> _EXERCISE INSTRUCTIONS_
Determine the number of lines in the data that contain "Ctrl", and write only that number.

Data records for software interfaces
*****

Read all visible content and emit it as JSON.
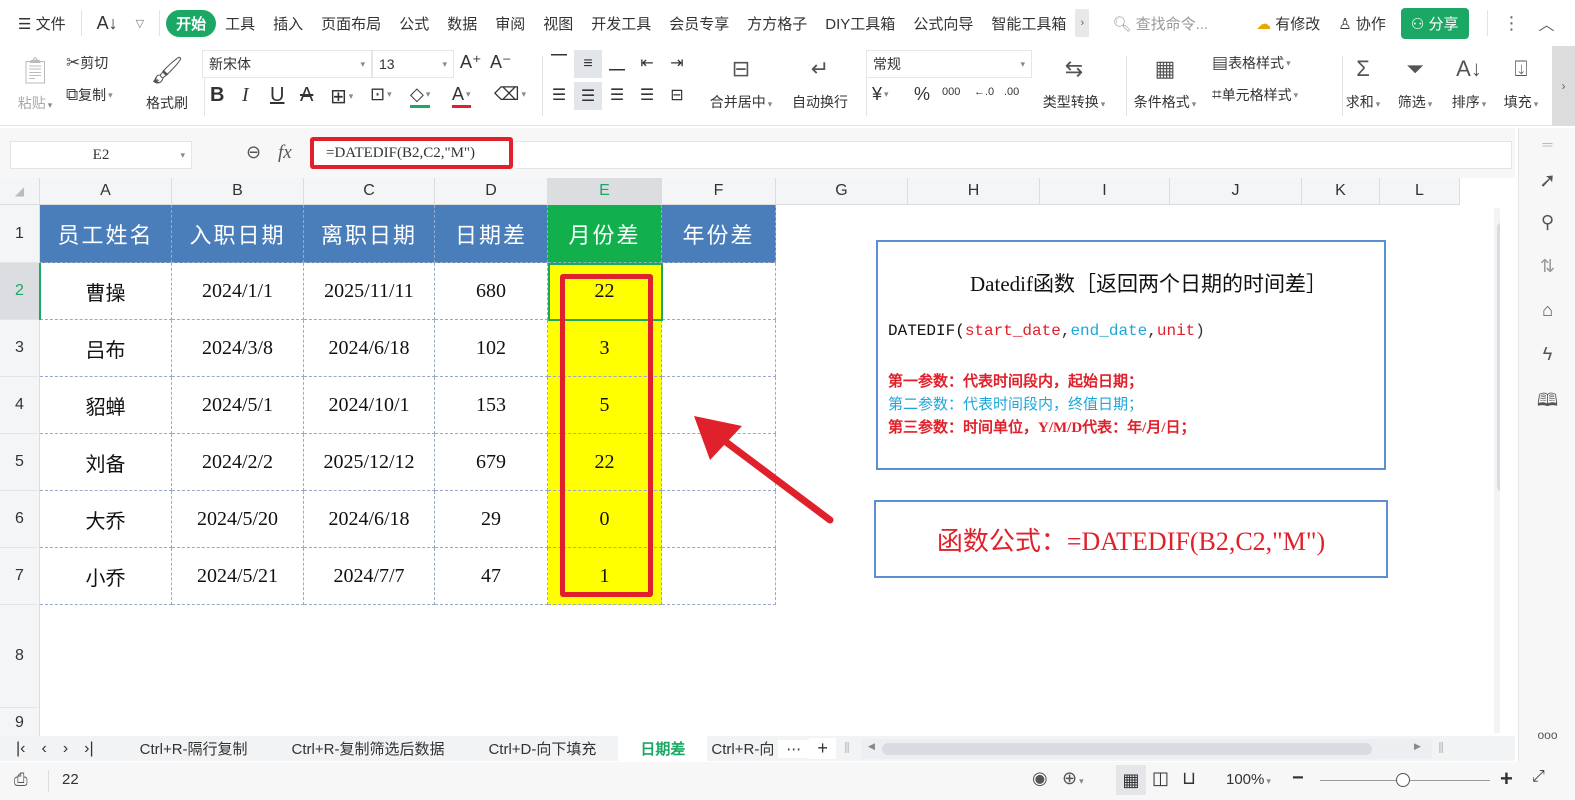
{
  "menubar": {
    "file_label": "文件",
    "tabs": [
      "开始",
      "工具",
      "插入",
      "页面布局",
      "公式",
      "数据",
      "审阅",
      "视图",
      "开发工具",
      "会员专享",
      "方方格子",
      "DIY工具箱",
      "公式向导",
      "智能工具箱",
      "subscription"
    ],
    "active_tab": "开始",
    "search_placeholder": "查找命令...",
    "modified_label": "有修改",
    "collab_label": "协作",
    "share_label": "分享"
  },
  "ribbon": {
    "paste": "粘贴",
    "cut": "剪切",
    "copy": "复制",
    "format_painter": "格式刷",
    "font_name": "新宋体",
    "font_size": "13",
    "merge_center": "合并居中",
    "wrap_text": "自动换行",
    "number_format": "常规",
    "type_convert": "类型转换",
    "conditional_format": "条件格式",
    "table_style": "表格样式",
    "cell_style": "单元格样式",
    "sum": "求和",
    "filter": "筛选",
    "sort": "排序",
    "fill": "填充"
  },
  "formula_bar": {
    "cell_ref": "E2",
    "fx_label": "fx",
    "formula": "=DATEDIF(B2,C2,\"M\")"
  },
  "columns": [
    "A",
    "B",
    "C",
    "D",
    "E",
    "F",
    "G",
    "H",
    "I",
    "J",
    "K",
    "L"
  ],
  "rows": [
    "1",
    "2",
    "3",
    "4",
    "5",
    "6",
    "7",
    "8",
    "9"
  ],
  "selected_cell": "E2",
  "table": {
    "headers": [
      "员工姓名",
      "入职日期",
      "离职日期",
      "日期差",
      "月份差",
      "年份差"
    ],
    "rows": [
      [
        "曹操",
        "2024/1/1",
        "2025/11/11",
        "680",
        "22",
        ""
      ],
      [
        "吕布",
        "2024/3/8",
        "2024/6/18",
        "102",
        "3",
        ""
      ],
      [
        "貂蝉",
        "2024/5/1",
        "2024/10/1",
        "153",
        "5",
        ""
      ],
      [
        "刘备",
        "2024/2/2",
        "2025/12/12",
        "679",
        "22",
        ""
      ],
      [
        "大乔",
        "2024/5/20",
        "2024/6/18",
        "29",
        "0",
        ""
      ],
      [
        "小乔",
        "2024/5/21",
        "2024/7/7",
        "47",
        "1",
        ""
      ]
    ]
  },
  "info_box": {
    "title": "Datedif函数［返回两个日期的时间差］",
    "syntax_prefix": "DATEDIF(",
    "syntax_arg1": "start_date",
    "syntax_sep1": ",",
    "syntax_arg2": "end_date",
    "syntax_sep2": ",",
    "syntax_arg3": "unit",
    "syntax_suffix": ")",
    "line1": "第一参数：代表时间段内，起始日期；",
    "line2": "第二参数：代表时间段内，终值日期；",
    "line3": "第三参数：时间单位，Y/M/D代表：年/月/日；"
  },
  "formula_box": {
    "text": "函数公式：=DATEDIF(B2,C2,\"M\")"
  },
  "sheet_tabs": [
    "Ctrl+R-隔行复制",
    "Ctrl+R-复制筛选后数据",
    "Ctrl+D-向下填充",
    "日期差",
    "Ctrl+R-向"
  ],
  "active_sheet": "日期差",
  "status": {
    "value": "22",
    "zoom": "100%"
  },
  "colors": {
    "accent": "#1aa864",
    "header_blue": "#4a7ebb",
    "header_green": "#12b04d",
    "highlight_yellow": "#ffff00",
    "annotation_red": "#e0202a"
  }
}
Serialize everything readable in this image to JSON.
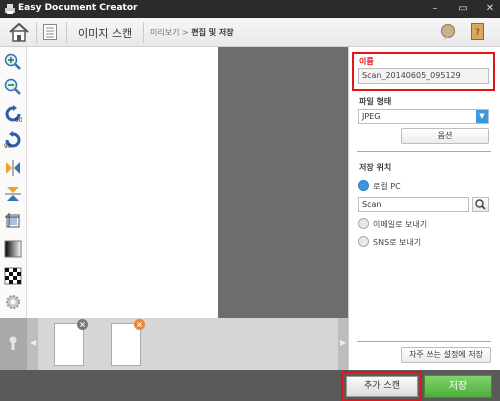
{
  "titlebar": {
    "title": "Easy Document Creator",
    "icons": [
      "printer-icon",
      "minimize-icon",
      "restore-icon",
      "close-icon"
    ]
  },
  "toolbar": {
    "title": "이미지 스캔",
    "breadcrumb_prev": "미리보기",
    "breadcrumb_sep": ">",
    "breadcrumb_current": "편집 및 저장"
  },
  "left_tools": [
    "zoom-in-icon",
    "zoom-out-icon",
    "rotate-90-ccw-icon",
    "rotate-90-cw-icon",
    "flip-horizontal-icon",
    "flip-vertical-icon",
    "crop-icon",
    "grayscale-icon",
    "checker-icon",
    "gear-icon"
  ],
  "rotate_labels": {
    "ccw": "90",
    "cw": "90"
  },
  "panel": {
    "name_label": "이름",
    "name_value": "Scan_20140605_095129",
    "filetype_label": "파일 형태",
    "filetype_value": "JPEG",
    "options_button": "옵션",
    "save_location_label": "저장 위치",
    "option_local_pc": "로컬 PC",
    "folder_value": "Scan",
    "option_email": "이메일로 보내기",
    "option_sns": "SNS로 보내기",
    "frequent_settings_button": "자주 쓰는 설정에 저장"
  },
  "thumbnails": [
    {
      "badge": "x",
      "badge_color": "#7a7a7a"
    },
    {
      "badge": "x",
      "badge_color": "#e7873a"
    }
  ],
  "footer": {
    "add_scan": "추가 스캔",
    "save": "저장"
  },
  "colors": {
    "highlight": "#e0141b",
    "accent": "#3b95e0",
    "save_green": "#4fae3c"
  }
}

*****

> _WRITTEN SOLUTION_
4